### What you will do
Search the records below for the word "rank". Copy each line where it occurs.

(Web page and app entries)
'''
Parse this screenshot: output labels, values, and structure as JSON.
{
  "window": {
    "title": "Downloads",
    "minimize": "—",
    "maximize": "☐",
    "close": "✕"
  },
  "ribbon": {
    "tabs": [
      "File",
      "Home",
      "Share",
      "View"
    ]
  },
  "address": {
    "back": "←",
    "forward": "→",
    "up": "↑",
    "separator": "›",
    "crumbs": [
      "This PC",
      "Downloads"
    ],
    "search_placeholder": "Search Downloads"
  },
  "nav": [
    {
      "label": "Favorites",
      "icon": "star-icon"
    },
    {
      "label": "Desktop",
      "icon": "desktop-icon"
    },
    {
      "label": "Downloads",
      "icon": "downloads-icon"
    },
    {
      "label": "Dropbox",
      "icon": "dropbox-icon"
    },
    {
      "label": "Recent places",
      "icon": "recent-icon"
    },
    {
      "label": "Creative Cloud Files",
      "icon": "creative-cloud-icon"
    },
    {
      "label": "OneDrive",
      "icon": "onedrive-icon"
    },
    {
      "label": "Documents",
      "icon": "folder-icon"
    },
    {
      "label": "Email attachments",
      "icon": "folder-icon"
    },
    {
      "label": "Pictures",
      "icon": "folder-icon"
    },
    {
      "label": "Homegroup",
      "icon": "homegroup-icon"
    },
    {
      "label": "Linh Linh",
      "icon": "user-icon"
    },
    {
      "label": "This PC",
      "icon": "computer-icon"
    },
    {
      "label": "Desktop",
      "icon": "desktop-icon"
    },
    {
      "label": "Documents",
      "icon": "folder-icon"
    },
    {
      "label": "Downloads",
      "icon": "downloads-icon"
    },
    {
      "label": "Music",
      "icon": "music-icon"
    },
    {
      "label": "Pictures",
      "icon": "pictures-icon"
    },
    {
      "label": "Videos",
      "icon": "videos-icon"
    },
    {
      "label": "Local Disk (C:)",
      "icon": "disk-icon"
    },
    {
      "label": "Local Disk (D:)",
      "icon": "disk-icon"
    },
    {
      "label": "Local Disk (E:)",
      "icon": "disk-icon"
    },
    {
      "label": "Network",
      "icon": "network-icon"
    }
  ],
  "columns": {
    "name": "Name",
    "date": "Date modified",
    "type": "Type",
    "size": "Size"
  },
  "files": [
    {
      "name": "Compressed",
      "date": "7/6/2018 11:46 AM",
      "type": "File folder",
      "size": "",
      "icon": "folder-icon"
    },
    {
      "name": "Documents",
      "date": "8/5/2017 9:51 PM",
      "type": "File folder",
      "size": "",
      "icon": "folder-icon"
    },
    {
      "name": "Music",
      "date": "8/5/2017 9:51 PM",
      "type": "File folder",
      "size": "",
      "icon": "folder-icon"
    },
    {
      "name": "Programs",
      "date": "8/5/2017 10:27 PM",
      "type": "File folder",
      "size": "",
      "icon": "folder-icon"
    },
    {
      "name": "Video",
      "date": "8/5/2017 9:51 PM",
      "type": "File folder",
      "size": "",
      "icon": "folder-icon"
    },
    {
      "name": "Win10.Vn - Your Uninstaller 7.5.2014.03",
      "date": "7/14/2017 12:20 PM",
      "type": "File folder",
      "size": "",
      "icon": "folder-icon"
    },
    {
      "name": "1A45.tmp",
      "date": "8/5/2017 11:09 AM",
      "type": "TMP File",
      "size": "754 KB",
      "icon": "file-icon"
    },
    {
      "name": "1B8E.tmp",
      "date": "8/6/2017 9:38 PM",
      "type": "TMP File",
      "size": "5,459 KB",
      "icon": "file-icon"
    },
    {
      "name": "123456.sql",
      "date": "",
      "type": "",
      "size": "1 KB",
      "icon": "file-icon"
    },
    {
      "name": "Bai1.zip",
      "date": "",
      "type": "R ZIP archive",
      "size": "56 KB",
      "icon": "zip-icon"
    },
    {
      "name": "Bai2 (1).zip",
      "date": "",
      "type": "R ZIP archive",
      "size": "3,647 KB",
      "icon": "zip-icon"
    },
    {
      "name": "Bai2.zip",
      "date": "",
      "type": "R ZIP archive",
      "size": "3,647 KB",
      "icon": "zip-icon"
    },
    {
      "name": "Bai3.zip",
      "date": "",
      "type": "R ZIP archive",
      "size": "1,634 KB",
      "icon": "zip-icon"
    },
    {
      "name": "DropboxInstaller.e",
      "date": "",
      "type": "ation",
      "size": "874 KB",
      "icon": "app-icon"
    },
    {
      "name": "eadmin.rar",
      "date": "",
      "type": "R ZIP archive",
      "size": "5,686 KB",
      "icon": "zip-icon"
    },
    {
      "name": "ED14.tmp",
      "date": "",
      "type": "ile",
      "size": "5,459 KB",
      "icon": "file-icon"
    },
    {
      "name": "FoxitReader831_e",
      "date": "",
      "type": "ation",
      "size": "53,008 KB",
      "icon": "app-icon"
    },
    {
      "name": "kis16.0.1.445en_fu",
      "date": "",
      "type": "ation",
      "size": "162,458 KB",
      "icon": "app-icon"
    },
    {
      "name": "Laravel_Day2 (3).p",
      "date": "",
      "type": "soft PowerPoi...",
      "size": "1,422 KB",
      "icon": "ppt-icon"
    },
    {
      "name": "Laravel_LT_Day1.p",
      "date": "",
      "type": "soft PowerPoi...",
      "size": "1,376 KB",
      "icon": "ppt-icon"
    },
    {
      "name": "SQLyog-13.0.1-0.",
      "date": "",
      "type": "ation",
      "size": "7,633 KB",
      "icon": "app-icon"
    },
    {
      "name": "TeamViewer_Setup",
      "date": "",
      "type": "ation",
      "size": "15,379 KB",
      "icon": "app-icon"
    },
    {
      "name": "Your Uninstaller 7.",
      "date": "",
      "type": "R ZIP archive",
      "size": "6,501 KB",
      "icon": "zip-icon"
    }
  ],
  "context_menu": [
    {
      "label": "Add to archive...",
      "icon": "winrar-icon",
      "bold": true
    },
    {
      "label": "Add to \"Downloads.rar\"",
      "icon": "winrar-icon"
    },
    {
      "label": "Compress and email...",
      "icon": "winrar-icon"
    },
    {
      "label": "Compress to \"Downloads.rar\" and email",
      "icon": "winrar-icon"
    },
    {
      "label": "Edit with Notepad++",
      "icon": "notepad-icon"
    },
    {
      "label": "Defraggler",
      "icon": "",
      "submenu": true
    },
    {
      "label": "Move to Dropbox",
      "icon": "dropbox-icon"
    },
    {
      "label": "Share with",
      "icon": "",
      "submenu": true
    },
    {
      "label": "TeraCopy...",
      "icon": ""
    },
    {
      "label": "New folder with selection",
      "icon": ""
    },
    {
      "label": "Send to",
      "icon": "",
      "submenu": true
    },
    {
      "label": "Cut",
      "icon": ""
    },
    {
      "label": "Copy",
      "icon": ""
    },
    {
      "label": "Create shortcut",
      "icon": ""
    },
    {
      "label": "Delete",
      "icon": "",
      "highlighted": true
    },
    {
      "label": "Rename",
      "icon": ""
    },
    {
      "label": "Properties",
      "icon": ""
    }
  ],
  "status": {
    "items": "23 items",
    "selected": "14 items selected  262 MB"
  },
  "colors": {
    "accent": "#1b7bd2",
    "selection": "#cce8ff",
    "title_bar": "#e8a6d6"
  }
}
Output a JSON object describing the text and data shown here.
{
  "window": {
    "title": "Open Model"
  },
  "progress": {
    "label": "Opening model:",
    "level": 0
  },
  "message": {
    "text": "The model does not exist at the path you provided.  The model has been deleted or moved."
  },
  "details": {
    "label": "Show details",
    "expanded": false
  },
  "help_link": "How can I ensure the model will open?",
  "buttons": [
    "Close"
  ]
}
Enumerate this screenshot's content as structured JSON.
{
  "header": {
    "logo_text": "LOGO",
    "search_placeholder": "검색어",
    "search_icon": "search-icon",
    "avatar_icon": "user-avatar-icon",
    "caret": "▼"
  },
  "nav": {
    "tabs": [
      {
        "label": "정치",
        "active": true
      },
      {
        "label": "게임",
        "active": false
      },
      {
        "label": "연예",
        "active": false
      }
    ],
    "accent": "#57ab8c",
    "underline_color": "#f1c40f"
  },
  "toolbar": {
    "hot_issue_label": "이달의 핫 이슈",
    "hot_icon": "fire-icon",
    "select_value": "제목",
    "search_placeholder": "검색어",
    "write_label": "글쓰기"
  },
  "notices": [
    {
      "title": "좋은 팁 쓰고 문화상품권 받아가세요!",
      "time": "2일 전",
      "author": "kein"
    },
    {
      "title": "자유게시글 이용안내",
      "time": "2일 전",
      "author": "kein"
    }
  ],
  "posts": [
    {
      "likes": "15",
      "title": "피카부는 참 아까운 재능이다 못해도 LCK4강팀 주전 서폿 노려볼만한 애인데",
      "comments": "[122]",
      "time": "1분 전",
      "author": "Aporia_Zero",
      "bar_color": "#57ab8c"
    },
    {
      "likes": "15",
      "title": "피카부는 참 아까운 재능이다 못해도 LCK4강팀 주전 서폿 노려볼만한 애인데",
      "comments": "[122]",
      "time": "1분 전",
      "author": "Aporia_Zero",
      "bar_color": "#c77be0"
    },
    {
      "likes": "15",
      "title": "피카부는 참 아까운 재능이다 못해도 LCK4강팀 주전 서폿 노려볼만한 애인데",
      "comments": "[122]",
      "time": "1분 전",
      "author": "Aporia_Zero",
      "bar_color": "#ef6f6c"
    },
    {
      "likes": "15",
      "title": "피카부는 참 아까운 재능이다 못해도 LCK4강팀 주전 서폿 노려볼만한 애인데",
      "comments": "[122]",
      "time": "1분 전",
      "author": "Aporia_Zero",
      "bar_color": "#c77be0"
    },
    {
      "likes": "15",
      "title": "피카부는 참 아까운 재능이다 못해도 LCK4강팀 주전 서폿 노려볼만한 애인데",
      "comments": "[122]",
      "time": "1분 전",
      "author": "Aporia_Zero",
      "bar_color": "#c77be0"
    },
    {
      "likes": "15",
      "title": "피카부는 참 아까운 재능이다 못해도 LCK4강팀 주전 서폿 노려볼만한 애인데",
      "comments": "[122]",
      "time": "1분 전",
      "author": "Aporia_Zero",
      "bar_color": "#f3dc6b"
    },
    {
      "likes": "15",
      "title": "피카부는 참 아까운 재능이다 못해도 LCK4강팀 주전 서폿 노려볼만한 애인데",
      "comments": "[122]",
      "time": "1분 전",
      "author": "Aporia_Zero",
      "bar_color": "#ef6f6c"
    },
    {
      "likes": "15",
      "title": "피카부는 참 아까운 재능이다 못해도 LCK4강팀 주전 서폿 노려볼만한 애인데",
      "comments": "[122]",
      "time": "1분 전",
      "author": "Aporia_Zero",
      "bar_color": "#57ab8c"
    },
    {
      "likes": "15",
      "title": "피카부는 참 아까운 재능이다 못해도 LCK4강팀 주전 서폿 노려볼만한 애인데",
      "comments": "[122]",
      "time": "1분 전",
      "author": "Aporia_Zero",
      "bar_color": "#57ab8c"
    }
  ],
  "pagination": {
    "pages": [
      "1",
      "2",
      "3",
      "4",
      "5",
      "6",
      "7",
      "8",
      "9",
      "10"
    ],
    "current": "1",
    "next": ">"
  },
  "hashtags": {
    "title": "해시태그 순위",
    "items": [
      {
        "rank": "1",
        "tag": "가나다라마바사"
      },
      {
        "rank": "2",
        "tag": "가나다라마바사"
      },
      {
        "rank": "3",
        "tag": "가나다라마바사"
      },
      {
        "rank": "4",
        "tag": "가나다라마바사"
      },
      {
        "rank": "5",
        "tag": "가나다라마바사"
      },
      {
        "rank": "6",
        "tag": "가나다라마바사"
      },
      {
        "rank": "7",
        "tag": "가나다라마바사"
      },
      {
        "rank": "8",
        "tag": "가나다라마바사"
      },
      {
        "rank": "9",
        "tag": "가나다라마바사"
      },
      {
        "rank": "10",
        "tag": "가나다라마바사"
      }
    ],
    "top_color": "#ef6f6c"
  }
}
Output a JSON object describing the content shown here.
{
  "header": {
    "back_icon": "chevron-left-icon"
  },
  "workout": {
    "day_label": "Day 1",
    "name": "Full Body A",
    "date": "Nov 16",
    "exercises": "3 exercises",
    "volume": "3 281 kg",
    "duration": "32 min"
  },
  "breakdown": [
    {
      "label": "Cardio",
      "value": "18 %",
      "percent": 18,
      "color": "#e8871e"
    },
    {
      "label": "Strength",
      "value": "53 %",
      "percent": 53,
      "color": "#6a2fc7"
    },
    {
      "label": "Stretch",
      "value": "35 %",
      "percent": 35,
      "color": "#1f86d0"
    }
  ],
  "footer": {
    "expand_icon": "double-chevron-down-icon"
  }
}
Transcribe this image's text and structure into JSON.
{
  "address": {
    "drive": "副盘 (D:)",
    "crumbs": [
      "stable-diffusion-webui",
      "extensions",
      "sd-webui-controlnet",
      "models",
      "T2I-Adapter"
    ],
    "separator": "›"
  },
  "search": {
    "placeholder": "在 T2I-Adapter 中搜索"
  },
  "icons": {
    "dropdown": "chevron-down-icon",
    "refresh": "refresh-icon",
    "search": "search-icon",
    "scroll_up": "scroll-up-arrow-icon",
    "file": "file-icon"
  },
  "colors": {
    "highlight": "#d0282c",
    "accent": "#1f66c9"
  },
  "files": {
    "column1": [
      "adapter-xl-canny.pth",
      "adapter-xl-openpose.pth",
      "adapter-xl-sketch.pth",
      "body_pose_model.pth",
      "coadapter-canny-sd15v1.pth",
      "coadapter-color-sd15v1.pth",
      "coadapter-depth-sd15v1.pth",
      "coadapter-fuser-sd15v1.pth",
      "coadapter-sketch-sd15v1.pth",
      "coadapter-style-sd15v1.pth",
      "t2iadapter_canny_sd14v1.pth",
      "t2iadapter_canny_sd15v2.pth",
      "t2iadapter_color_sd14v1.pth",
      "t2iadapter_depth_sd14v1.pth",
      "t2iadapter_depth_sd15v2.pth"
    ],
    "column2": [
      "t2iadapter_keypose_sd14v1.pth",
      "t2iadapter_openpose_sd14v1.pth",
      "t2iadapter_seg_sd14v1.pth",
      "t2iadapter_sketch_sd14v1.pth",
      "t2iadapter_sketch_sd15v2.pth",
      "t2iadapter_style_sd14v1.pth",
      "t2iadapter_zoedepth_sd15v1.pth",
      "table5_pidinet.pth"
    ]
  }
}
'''
### Result for this task
        "rank": "1",
        "rank": "2",
        "rank": "3",
        "rank": "4",
        "rank": "5",
        "rank": "6",
        "rank": "7",
        "rank": "8",
        "rank": "9",
        "rank": "10",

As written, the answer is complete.